== What you will do ==
Would you please restate every record exactly as written?

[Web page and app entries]
____

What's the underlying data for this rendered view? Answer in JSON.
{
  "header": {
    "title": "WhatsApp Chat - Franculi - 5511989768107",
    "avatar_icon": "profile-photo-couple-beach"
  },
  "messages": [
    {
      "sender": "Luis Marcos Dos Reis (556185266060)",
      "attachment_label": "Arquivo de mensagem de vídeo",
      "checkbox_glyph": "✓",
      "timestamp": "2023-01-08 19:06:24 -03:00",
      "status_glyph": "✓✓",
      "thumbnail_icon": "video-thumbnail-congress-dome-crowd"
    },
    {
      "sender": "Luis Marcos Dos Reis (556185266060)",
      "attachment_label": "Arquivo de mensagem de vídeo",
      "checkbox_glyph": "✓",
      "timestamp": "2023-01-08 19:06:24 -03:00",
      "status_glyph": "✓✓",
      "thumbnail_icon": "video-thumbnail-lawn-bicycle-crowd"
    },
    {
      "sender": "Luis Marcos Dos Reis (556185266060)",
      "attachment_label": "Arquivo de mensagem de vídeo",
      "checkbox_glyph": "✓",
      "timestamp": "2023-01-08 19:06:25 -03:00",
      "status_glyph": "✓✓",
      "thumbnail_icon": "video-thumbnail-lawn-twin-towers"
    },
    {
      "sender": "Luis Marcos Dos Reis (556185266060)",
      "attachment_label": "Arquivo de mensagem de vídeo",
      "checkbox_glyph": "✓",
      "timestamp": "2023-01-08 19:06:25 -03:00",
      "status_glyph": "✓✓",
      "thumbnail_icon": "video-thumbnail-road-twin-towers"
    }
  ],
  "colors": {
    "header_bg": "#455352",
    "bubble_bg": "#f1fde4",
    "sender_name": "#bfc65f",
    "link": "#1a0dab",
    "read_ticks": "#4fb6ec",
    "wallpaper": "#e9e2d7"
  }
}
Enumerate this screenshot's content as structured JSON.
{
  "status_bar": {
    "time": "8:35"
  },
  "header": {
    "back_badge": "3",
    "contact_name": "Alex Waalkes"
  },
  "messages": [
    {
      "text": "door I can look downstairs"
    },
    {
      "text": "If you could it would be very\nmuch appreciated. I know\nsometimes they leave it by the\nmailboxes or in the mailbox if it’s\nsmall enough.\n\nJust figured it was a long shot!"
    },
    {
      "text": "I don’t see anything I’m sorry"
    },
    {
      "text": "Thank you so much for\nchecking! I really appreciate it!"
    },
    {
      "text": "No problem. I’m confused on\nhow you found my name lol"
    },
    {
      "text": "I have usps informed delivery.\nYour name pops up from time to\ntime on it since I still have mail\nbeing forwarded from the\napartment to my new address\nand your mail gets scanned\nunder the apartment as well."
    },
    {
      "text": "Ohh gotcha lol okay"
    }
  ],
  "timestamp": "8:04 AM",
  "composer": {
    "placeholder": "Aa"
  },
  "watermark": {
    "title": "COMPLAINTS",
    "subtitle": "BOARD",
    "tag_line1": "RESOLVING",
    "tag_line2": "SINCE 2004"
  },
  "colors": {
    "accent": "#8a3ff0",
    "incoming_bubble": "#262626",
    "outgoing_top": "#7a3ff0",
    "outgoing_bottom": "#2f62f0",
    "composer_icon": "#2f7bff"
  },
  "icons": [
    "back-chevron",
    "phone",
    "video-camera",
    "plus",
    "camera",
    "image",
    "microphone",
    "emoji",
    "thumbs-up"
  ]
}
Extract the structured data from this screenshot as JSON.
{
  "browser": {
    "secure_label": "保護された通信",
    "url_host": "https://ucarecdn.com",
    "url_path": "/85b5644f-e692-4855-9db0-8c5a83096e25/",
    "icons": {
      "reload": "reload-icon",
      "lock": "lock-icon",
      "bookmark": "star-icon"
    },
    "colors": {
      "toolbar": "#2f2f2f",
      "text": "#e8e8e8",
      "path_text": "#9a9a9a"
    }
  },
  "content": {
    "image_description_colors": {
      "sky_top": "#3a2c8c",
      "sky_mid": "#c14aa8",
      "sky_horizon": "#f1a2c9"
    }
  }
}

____

== Output for this task ==
What's the underlying data for this rendered view? Answer in JSON.
{
  "header": {
    "title": "WhatsApp Chat - Franculi - 5511989768107",
    "avatar_icon": "profile-photo-couple-beach"
  },
  "messages": [
    {
      "sender": "Luis Marcos Dos Reis (556185266060)",
      "attachment_label": "Arquivo de mensagem de vídeo",
      "checkbox_glyph": "✓",
      "timestamp": "2023-01-08 19:06:24 -03:00",
      "status_glyph": "✓✓",
      "thumbnail_icon": "video-thumbnail-congress-dome-crowd"
    },
    {
      "sender": "Luis Marcos Dos Reis (556185266060)",
      "attachment_label": "Arquivo de mensagem de vídeo",
      "checkbox_glyph": "✓",
      "timestamp": "2023-01-08 19:06:24 -03:00",
      "status_glyph": "✓✓",
      "thumbnail_icon": "video-thumbnail-lawn-bicycle-crowd"
    },
    {
      "sender": "Luis Marcos Dos Reis (556185266060)",
      "attachment_label": "Arquivo de mensagem de vídeo",
      "checkbox_glyph": "✓",
      "timestamp": "2023-01-08 19:06:25 -03:00",
      "status_glyph": "✓✓",
      "thumbnail_icon": "video-thumbnail-lawn-twin-towers"
    },
    {
      "sender": "Luis Marcos Dos Reis (556185266060)",
      "attachment_label": "Arquivo de mensagem de vídeo",
      "checkbox_glyph": "✓",
      "timestamp": "2023-01-08 19:06:25 -03:00",
      "status_glyph": "✓✓",
      "thumbnail_icon": "video-thumbnail-road-twin-towers"
    }
  ],
  "colors": {
    "header_bg": "#455352",
    "bubble_bg": "#f1fde4",
    "sender_name": "#bfc65f",
    "link": "#1a0dab",
    "read_ticks": "#4fb6ec",
    "wallpaper": "#e9e2d7"
  }
}
Enumerate this screenshot's content as structured JSON.
{
  "status_bar": {
    "time": "8:35"
  },
  "header": {
    "back_badge": "3",
    "contact_name": "Alex Waalkes"
  },
  "messages": [
    {
      "text": "door I can look downstairs"
    },
    {
      "text": "If you could it would be very\nmuch appreciated. I know\nsometimes they leave it by the\nmailboxes or in the mailbox if it’s\nsmall enough.\n\nJust figured it was a long shot!"
    },
    {
      "text": "I don’t see anything I’m sorry"
    },
    {
      "text": "Thank you so much for\nchecking! I really appreciate it!"
    },
    {
      "text": "No problem. I’m confused on\nhow you found my name lol"
    },
    {
      "text": "I have usps informed delivery.\nYour name pops up from time to\ntime on it since I still have mail\nbeing forwarded from the\napartment to my new address\nand your mail gets scanned\nunder the apartment as well."
    },
    {
      "text": "Ohh gotcha lol okay"
    }
  ],
  "timestamp": "8:04 AM",
  "composer": {
    "placeholder": "Aa"
  },
  "watermark": {
    "title": "COMPLAINTS",
    "subtitle": "BOARD",
    "tag_line1": "RESOLVING",
    "tag_line2": "SINCE 2004"
  },
  "colors": {
    "accent": "#8a3ff0",
    "incoming_bubble": "#262626",
    "outgoing_top": "#7a3ff0",
    "outgoing_bottom": "#2f62f0",
    "composer_icon": "#2f7bff"
  },
  "icons": [
    "back-chevron",
    "phone",
    "video-camera",
    "plus",
    "camera",
    "image",
    "microphone",
    "emoji",
    "thumbs-up"
  ]
}
Extract the structured data from this screenshot as JSON.
{
  "browser": {
    "secure_label": "保護された通信",
    "url_host": "https://ucarecdn.com",
    "url_path": "/85b5644f-e692-4855-9db0-8c5a83096e25/",
    "icons": {
      "reload": "reload-icon",
      "lock": "lock-icon",
      "bookmark": "star-icon"
    },
    "colors": {
      "toolbar": "#2f2f2f",
      "text": "#e8e8e8",
      "path_text": "#9a9a9a"
    }
  },
  "content": {
    "image_description_colors": {
      "sky_top": "#3a2c8c",
      "sky_mid": "#c14aa8",
      "sky_horizon": "#f1a2c9"
    }
  }
}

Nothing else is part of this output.